(App and web page records)
- Opening Delimiter -

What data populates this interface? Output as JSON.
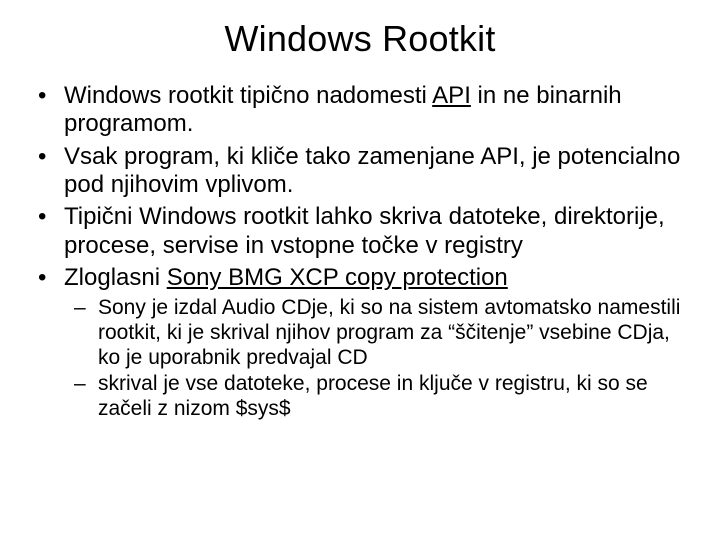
{
  "title": "Windows Rootkit",
  "bullets": {
    "b0_a": "Windows rootkit tipično nadomesti ",
    "b0_u": "API",
    "b0_b": " in ne binarnih programom.",
    "b1": "Vsak program, ki kliče tako zamenjane API, je potencialno pod njihovim vplivom.",
    "b2": "Tipični Windows rootkit lahko skriva datoteke, direktorije, procese, servise in vstopne točke v registry",
    "b3_a": "Zloglasni ",
    "b3_u": "Sony BMG XCP copy protection",
    "sub0": "Sony je izdal Audio CDje, ki so na sistem avtomatsko namestili rootkit, ki je skrival njihov program za “ščitenje” vsebine CDja, ko je uporabnik predvajal CD",
    "sub1": "skrival je vse datoteke, procese in ključe v registru, ki so se začeli z nizom $sys$"
  }
}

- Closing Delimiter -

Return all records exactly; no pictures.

What data populates this interface? Output as JSON.
{
  "title": "Windows Rootkit",
  "bullets": {
    "b0_a": "Windows rootkit tipično nadomesti ",
    "b0_u": "API",
    "b0_b": " in ne binarnih programom.",
    "b1": "Vsak program, ki kliče tako zamenjane API, je potencialno pod njihovim vplivom.",
    "b2": "Tipični Windows rootkit lahko skriva datoteke, direktorije, procese, servise in vstopne točke v registry",
    "b3_a": "Zloglasni ",
    "b3_u": "Sony BMG XCP copy protection",
    "sub0": "Sony je izdal Audio CDje, ki so na sistem avtomatsko namestili rootkit, ki je skrival njihov program za “ščitenje” vsebine CDja, ko je uporabnik predvajal CD",
    "sub1": "skrival je vse datoteke, procese in ključe v registru, ki so se začeli z nizom $sys$"
  }
}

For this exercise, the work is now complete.